Over the next few years Matthew targeted and recruited appropriate committee members with drive, enthusiasm, a high level of commitment to the ICE and significant industry presence. The new committee structure and organisation, provided the consistency and a foundation for ICE NSW to achieve key objectives; grow membership, maximise value of membership, be customer focussed and attain a public voice

Garth Watson Medal

Patrick Chan, former ICE Regional Director Hong Kong

In March 2007, Patrick Chan was invited by the Institution of Civil Engineers (ICE) to become its first Regional Director outside the UK, in our Hong Kong office. He took up the challenge because being an ICE member for thirty years he wanted to contribute back to the Institution.

Since then he has developed ICE Hong Kong, increased membership numbers, rationalised processes and critically ensured that HKIE and the HKSAR authorities have supported ICE on that journey. His understanding of the HK system, his unerring wisdom in how best to engage with the authorities and his willingness to utilise contacts built up over a lifetime of engineering for the benefit of ICE marks him out as utterly committed and hugely loyal to ICE.

Brunel Medal

The Brisbane Flood Recovery Ferry Terminals

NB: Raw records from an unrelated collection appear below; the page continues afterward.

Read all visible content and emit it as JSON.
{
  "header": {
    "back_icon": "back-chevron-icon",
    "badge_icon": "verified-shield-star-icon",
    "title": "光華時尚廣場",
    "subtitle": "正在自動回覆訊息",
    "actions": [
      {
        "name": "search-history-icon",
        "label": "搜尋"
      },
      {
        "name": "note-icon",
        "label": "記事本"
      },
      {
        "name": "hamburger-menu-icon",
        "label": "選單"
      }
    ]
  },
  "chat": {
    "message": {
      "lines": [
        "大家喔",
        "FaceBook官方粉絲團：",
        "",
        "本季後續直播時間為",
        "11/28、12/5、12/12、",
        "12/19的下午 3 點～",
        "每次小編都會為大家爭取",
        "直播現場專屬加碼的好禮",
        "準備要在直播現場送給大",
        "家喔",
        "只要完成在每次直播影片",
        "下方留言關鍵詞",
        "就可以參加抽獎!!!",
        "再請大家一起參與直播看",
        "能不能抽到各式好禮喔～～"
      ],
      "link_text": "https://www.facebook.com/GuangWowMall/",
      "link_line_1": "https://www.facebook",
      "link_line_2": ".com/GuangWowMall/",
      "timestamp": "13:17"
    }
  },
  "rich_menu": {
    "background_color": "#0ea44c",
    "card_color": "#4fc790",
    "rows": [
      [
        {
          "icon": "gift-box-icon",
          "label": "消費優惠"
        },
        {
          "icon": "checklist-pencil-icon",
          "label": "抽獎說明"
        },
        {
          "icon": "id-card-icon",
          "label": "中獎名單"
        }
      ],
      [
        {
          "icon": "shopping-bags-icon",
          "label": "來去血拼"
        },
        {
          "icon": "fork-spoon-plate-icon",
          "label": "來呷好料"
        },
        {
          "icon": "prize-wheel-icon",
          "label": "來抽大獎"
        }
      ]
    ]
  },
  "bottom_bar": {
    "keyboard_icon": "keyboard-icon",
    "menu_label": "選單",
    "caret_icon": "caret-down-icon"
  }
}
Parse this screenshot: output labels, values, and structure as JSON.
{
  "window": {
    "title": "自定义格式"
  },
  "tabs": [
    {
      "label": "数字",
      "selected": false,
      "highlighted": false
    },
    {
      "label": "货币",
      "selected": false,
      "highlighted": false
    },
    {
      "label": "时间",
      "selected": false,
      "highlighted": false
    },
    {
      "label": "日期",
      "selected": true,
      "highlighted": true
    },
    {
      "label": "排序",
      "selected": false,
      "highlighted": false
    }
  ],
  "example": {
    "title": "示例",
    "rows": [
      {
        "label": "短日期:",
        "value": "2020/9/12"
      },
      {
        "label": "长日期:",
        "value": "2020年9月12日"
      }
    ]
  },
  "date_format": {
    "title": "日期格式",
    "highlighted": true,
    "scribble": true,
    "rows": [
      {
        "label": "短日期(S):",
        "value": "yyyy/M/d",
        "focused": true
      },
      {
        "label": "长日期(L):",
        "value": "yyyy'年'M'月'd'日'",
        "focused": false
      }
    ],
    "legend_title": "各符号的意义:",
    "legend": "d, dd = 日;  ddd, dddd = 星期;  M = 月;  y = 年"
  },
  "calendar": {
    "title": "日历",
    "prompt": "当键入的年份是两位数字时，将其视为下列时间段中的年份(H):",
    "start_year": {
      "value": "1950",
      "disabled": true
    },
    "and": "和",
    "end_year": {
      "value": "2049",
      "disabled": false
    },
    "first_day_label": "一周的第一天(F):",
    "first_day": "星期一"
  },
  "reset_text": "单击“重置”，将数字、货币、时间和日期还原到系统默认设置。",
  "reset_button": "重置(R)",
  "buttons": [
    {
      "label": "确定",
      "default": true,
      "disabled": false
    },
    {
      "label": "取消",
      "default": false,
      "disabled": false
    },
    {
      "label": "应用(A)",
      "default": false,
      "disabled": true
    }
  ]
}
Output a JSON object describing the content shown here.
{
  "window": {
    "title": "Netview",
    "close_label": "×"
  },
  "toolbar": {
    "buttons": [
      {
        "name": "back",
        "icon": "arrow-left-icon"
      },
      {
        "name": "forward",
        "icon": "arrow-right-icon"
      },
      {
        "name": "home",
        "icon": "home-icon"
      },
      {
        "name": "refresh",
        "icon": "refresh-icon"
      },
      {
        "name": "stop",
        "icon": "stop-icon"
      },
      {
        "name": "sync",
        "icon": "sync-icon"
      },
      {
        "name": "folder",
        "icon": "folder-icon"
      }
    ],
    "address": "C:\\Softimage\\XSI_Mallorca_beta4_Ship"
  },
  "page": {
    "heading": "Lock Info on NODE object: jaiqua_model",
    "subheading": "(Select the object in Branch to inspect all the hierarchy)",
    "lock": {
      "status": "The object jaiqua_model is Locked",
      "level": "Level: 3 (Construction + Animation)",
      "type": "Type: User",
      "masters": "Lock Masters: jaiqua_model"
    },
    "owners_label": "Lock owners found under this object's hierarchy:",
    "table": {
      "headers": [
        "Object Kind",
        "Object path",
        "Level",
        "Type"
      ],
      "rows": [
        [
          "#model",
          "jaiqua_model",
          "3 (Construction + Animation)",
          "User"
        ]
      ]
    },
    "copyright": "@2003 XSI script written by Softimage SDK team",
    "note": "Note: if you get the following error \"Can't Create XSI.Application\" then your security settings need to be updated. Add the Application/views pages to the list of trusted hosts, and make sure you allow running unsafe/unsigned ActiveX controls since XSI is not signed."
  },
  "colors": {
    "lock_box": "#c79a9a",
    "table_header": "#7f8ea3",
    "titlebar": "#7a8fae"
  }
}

The Brunel Medal recognises excellence in civil engineering. This winner exemplifies ingenuity driving recovery and resilience of infrastructure and a community in the wake of a one-in-100 year flood. The 2011 flood caused devastation to homes, businesses and the city’s public transport infrastructure with many Brisbane ferry terminals destroyed or severely damaged. A global competition for new, flood resilient ferry terminals was won by Aurecon and Cox Architecture with a concept described by the Brisbane City Council as ‘integrating technical innovation, flood resilience and elegant form to deliver terminals that will become iconic features of our river city’.